***** Available records *****

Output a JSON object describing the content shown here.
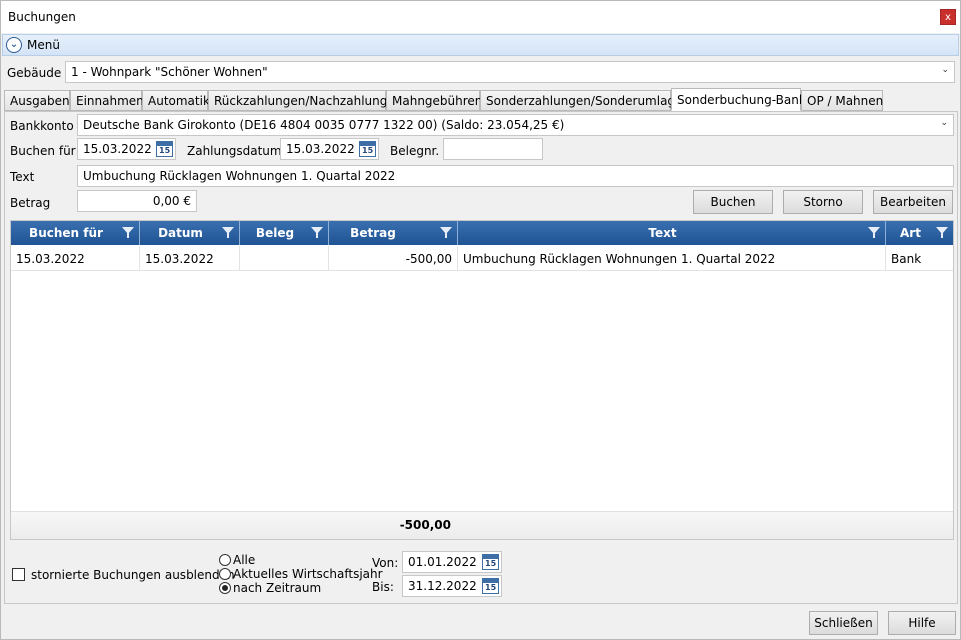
{
  "window": {
    "title": "Buchungen",
    "close_glyph": "x"
  },
  "menu": {
    "label": "Menü",
    "icon": "chevron-down-circle-icon"
  },
  "building": {
    "label": "Gebäude",
    "value": "1 - Wohnpark \"Schöner Wohnen\""
  },
  "tabs": [
    {
      "label": "Ausgaben"
    },
    {
      "label": "Einnahmen"
    },
    {
      "label": "Automatik"
    },
    {
      "label": "Rückzahlungen/Nachzahlungen"
    },
    {
      "label": "Mahngebühren"
    },
    {
      "label": "Sonderzahlungen/Sonderumlagen"
    },
    {
      "label": "Sonderbuchung-Bank",
      "active": true
    },
    {
      "label": "OP / Mahnen"
    }
  ],
  "form": {
    "bankkonto_label": "Bankkonto",
    "bankkonto_value": "Deutsche Bank Girokonto (DE16 4804 0035 0777 1322 00) (Saldo: 23.054,25 €)",
    "buchen_fuer_label": "Buchen für",
    "buchen_fuer_value": "15.03.2022",
    "zahlungsdatum_label": "Zahlungsdatum",
    "zahlungsdatum_value": "15.03.2022",
    "belegnr_label": "Belegnr.",
    "belegnr_value": "",
    "text_label": "Text",
    "text_value": "Umbuchung Rücklagen Wohnungen 1. Quartal 2022",
    "betrag_label": "Betrag",
    "betrag_value": "0,00 €",
    "calendar_day": "15"
  },
  "actions": {
    "buchen": "Buchen",
    "storno": "Storno",
    "bearbeiten": "Bearbeiten"
  },
  "table": {
    "columns": [
      "Buchen für",
      "Datum",
      "Beleg",
      "Betrag",
      "Text",
      "Art"
    ],
    "rows": [
      [
        "15.03.2022",
        "15.03.2022",
        "",
        "-500,00",
        "Umbuchung Rücklagen Wohnungen 1. Quartal 2022",
        "Bank"
      ]
    ],
    "total": "-500,00",
    "header_color": "#2a61a3"
  },
  "filter": {
    "hide_storno_label": "stornierte Buchungen ausblenden",
    "hide_storno_checked": false,
    "options": [
      {
        "label": "Alle",
        "selected": false
      },
      {
        "label": "Aktuelles Wirtschaftsjahr",
        "selected": false
      },
      {
        "label": "nach Zeitraum",
        "selected": true
      }
    ],
    "von_label": "Von:",
    "von_value": "01.01.2022",
    "bis_label": "Bis:",
    "bis_value": "31.12.2022"
  },
  "footer": {
    "schliessen": "Schließen",
    "hilfe": "Hilfe"
  }
}
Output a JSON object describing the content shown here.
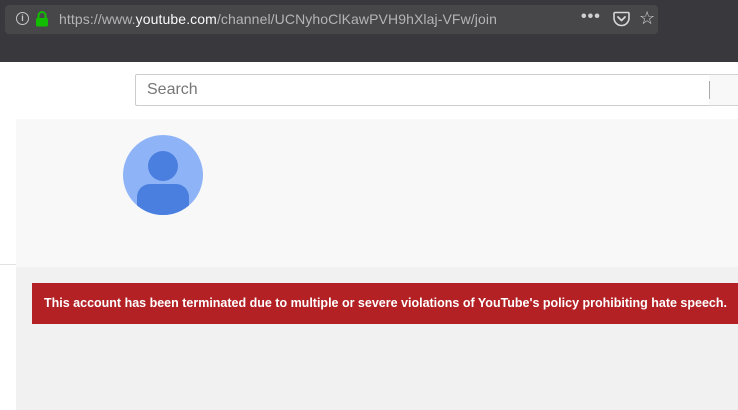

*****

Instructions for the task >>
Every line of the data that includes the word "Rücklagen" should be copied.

Output for this exercise >>
    "text_value": "Umbuchung Rücklagen Wohnungen 1. Quartal 2022",
        "Umbuchung Rücklagen Wohnungen 1. Quartal 2022",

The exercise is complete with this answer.